My First Omega

Download Alpha and Omega v2.
Binaries as Win32 Installer (486 kB)
Download Alpha and Omega v2.
Source as Visual Studio 2010 Solution (122 kB)

It has finally happened! My first omega-version comes to see the light of day. I didn't even implement my own rendering loop so it is just the default blue screen when creating a new XNA project. Blue is a nice color and Windows had a lot of experience with nice blue screens, but I think that i'll change it to black in the next versions to come. It looks like a boring release but I ensure you, a lot of coding had been done.

P.S. "Alpha and Omega" is just a working title, maybe we'll keep it, maybe we won't.


It is possible to have multiple versions at your computer at the same time without having them interfere with each-other. It may be a bit strange talking about this since we only have one version, but if we didn't implement this from the get-go it would have taken a lot of effort. Needless to say, it is also possible to uninstall separate versions from the control panel. The default shortcut that is created on the desktop will always run the most recent version. Shortcuts to run older versions are archived in a sub-folder in the start-menu. I do have to think about 'clutter'. I have no intention to become like Java where all sorts of different JRE versions are installed on your computer. Nowadays Java likes you to manually uninstall older versions because it is a security risk. Java also tells you that uninstalling older versions may break some application but that you can resolve this by nagging to the author of that specific piece of software[really? yes really]. As a software engineer this is a really cool feature because we like to support every piece of software we make till the end of days... Not! The .NET framework is similar, but at-least they take responsibility if a security risk is found in an older version. Wait, I digress, what was I talking about? O right, clutter. In some future release I should probably make it the default action to replace the existing version with the new one.

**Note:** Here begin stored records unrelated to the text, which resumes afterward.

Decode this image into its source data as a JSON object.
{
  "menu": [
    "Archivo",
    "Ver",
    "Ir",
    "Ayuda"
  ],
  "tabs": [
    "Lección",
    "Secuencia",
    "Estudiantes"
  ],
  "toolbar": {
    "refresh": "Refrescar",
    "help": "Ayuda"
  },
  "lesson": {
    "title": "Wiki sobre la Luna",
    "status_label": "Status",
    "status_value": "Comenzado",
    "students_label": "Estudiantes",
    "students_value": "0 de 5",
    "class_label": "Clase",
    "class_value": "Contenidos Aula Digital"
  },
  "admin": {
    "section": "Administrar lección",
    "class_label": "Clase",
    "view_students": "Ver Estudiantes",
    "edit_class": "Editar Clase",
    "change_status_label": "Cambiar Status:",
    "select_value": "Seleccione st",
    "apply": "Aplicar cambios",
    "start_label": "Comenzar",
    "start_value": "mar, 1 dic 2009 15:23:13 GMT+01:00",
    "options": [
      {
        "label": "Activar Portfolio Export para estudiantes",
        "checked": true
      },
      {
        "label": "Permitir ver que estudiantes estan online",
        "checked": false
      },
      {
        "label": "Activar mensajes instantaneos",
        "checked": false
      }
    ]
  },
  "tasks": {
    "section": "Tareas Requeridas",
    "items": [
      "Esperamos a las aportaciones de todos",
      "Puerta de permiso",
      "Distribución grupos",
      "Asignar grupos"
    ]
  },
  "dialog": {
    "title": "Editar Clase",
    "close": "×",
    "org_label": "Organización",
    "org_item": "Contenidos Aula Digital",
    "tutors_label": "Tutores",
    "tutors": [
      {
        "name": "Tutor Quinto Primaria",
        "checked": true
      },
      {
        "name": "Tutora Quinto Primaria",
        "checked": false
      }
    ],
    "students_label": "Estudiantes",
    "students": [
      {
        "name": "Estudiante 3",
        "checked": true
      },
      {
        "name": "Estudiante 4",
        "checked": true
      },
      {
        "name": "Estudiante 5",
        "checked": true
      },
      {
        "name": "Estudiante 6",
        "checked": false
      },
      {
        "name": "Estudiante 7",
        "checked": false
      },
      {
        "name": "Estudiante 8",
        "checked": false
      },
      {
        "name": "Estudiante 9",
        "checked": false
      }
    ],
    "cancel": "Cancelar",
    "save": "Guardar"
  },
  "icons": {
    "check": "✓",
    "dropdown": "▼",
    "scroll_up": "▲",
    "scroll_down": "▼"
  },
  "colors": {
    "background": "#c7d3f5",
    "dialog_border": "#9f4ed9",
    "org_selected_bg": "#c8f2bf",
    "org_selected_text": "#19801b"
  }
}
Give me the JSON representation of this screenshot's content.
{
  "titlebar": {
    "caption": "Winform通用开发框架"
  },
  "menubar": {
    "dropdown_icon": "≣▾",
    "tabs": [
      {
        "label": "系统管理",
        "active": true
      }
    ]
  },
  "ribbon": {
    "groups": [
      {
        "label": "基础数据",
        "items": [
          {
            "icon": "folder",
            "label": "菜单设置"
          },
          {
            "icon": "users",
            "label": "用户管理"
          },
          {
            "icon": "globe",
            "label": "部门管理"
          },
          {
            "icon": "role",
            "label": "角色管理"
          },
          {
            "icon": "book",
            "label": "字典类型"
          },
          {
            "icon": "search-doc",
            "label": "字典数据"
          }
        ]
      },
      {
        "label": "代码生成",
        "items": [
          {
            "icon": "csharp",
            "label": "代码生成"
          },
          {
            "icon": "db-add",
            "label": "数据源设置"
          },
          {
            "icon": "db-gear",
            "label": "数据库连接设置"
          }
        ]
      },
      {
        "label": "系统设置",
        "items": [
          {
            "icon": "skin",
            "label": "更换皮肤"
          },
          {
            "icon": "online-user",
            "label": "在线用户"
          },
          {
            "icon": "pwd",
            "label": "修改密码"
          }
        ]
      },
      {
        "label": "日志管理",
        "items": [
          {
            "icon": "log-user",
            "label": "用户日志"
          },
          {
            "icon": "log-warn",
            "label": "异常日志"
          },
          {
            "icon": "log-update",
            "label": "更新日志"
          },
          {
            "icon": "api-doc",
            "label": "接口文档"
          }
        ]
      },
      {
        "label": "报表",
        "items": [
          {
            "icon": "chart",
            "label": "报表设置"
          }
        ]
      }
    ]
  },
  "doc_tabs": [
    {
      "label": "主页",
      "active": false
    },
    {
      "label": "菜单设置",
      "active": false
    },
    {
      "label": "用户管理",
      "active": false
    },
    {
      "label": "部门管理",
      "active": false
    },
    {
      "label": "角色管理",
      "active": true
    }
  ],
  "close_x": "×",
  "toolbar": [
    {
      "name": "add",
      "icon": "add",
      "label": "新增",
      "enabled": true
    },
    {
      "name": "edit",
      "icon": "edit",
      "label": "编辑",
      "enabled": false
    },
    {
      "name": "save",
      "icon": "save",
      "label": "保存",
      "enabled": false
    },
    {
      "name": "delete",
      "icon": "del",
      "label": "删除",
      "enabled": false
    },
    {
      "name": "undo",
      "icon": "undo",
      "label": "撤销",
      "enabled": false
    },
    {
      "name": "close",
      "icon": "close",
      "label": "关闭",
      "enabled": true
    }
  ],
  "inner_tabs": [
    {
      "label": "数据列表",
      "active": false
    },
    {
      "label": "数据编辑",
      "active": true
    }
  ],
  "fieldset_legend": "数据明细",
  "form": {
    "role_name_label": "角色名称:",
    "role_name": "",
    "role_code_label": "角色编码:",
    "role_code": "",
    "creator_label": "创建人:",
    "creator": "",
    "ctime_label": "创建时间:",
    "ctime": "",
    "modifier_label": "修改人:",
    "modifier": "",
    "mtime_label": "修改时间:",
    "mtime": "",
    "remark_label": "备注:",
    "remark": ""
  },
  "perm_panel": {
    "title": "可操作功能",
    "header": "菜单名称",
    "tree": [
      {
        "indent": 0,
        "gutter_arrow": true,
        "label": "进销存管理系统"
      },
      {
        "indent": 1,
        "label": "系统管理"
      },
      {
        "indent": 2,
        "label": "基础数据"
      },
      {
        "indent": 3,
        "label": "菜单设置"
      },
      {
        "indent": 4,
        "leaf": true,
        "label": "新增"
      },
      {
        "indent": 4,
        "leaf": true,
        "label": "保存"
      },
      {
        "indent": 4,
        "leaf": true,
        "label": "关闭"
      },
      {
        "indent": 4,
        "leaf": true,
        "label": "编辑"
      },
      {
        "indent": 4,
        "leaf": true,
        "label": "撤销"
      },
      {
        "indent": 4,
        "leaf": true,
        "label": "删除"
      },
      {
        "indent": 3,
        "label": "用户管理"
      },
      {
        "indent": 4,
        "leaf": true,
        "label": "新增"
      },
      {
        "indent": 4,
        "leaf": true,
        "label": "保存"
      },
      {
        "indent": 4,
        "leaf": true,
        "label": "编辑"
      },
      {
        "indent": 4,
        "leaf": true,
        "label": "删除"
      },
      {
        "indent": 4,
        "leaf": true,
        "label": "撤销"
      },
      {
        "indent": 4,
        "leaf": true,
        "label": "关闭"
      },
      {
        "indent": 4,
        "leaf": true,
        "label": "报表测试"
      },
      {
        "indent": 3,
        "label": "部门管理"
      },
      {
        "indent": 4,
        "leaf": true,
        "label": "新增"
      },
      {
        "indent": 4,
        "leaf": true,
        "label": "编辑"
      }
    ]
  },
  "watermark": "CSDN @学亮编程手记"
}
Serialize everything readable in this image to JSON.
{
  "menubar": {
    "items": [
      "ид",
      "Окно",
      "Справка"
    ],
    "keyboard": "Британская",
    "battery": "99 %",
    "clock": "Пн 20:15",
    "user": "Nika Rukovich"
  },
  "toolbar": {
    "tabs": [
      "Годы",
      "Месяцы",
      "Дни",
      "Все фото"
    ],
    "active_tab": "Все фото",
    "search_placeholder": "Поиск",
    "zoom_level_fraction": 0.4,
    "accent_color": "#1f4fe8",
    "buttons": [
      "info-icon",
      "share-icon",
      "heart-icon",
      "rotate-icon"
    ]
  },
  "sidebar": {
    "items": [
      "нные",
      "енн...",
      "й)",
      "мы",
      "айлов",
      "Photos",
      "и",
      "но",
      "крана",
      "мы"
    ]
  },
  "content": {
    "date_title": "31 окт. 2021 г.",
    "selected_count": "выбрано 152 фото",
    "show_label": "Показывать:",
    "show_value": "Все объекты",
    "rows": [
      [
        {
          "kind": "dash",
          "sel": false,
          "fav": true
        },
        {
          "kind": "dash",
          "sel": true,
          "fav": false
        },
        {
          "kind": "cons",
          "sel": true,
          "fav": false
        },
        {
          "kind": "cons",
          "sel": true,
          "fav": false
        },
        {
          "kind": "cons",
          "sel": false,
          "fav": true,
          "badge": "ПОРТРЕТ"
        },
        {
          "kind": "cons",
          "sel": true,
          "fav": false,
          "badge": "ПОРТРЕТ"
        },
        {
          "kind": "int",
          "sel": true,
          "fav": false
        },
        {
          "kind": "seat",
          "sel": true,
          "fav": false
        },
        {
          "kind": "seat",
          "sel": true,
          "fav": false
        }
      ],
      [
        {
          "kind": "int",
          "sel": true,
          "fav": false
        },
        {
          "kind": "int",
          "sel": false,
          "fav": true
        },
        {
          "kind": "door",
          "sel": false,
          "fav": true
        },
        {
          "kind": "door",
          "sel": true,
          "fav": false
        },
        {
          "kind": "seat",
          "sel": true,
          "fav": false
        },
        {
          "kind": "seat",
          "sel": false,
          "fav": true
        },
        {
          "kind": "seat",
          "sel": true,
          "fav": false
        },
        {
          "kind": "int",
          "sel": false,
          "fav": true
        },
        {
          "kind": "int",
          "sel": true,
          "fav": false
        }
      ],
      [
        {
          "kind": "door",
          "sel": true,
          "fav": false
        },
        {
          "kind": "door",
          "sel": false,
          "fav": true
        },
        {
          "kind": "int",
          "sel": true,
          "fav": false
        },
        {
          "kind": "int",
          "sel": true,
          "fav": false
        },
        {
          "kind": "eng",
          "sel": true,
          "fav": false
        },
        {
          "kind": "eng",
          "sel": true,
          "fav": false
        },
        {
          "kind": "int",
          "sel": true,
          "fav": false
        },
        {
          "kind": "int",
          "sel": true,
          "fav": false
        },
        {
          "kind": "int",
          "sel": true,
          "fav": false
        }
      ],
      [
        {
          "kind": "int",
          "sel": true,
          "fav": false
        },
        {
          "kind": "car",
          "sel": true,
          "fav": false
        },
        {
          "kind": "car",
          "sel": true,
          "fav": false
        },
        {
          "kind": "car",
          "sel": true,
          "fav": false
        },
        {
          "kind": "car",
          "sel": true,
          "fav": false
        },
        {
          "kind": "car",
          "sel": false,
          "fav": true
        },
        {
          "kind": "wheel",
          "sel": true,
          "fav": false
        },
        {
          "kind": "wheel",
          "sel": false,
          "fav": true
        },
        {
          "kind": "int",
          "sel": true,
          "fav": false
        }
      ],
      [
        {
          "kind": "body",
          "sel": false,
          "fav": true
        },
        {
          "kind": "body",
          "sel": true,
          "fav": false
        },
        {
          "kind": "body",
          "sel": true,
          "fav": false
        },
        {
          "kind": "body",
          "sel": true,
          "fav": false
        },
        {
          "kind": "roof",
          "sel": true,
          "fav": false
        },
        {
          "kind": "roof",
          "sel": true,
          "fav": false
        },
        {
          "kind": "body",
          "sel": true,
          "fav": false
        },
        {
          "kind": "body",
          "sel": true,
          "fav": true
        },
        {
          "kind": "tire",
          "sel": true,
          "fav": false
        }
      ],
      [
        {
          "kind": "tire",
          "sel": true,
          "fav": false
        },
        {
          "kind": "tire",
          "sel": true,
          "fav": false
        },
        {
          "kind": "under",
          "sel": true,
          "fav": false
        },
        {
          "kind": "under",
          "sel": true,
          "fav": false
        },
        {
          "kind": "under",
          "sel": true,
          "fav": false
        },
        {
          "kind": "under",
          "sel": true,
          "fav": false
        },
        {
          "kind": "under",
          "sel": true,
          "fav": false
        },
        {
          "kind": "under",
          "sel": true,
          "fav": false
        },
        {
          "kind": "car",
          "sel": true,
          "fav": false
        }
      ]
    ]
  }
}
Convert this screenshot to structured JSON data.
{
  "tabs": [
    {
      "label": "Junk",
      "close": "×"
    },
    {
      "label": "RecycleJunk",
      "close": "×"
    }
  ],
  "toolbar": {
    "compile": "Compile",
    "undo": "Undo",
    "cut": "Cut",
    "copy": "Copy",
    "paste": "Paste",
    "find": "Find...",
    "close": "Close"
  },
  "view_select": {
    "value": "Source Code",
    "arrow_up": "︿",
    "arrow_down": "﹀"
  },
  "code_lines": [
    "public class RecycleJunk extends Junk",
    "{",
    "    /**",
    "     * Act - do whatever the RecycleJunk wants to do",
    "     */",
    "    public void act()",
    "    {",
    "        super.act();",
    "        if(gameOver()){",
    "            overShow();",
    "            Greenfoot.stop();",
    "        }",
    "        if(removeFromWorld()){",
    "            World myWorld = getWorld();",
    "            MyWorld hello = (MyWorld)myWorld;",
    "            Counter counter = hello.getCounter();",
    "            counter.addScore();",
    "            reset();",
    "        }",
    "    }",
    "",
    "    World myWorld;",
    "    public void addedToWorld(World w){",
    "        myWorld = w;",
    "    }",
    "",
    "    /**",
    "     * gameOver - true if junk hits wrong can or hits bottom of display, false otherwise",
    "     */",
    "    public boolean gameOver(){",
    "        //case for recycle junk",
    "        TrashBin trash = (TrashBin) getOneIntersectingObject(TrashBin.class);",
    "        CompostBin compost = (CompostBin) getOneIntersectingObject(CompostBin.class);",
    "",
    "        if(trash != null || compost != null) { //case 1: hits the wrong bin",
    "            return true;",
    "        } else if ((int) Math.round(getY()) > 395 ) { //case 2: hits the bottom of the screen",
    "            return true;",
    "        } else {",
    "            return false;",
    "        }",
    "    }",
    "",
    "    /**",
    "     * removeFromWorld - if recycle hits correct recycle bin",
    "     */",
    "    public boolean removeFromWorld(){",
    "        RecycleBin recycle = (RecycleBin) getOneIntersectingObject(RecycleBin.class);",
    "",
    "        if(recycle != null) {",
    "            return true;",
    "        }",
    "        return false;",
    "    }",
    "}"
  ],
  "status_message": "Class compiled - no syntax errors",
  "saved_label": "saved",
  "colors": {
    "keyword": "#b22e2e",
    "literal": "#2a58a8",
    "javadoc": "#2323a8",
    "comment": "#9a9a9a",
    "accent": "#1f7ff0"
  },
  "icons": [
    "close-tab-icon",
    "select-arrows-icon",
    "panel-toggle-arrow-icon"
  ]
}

The binary release is wrapped in a simple installer, but I've kept in mind that someday we might want to create a portable version. We also need to think of the method to detect that a newer version is available. Just another item to add to my TODO-list.


I decided to implement DRM, but I didn't decide on how to publish the DRM in the source distributions. It is really weird to create an open-source DRM, even if we use online verification methods. For offline, single player games, cracking a DRM is simply a matter of identifying subroutines and replacing them with a new one (even if we use checksum verification or encryption). For multiplayer LAN-games it is often as easy as creating a simple keygen and for online multiplayer it is as easy as emulating a server which is easy as π for opensource projects :P. The first thought that popped in my mind was to make it a challenge. Back in the day I really loved the challenge of circumventing security measures and DRM is one of those systems that gives a hacker a 100% guarantee that it is possible. The downside of this challenge-idea is that DRM-code usually is scattered all over the place. If DRM-code is tightly packed in a single DLL the hacker just needs to identify calls made to that dll and remove it. For this reason DRM code needs to be tighly coupled to code fragments that are vitally important to inner workings of the program. Making only the DRM closed source is for this reason infeasible. The only logical thing to do is to make the DRM opensource alongside with the rest of the code. Hmm I wonder, would this be the first project that is completely opensource yet still uses DRM? So far I only implemented the offline part of the DRM and did not implement any consequences when signs of tampering has been detected. There is nothing to protect (yet) so it should be okay. For the next omega-release I need to start the online verification.

I'm not going to talk about how exactly I build the DRM for obvious reasons (it's a secret!). If you want to know how it works just read the source-code :P. Suffice to say I've used synchonous encryption (DES), asynchronous signing (RSA), hasing (SHA), product key generation and even thrown in a couple of XOR operations just for the fun of it.

What's Next

There are a lot of omega-versions before we can release the first alpha-version. The simplistic goals that we set during the brainstorming session are still far from realization. Hopefully, after two weeks or so, I can read this sentence and say "thanks for all the hard work, past-me". Somehow I think that future-me is going to be angry at me for adding more items to the TODO-list while keeping busy with features that do not contribute to the game. For the next omega-version I'm going to keep busy with adding online verification and payment options. Say what you want future-me, but these are features that can be copy-pasted for any other project that needs payment verification.

Let The Programming BeginDRM - Part 1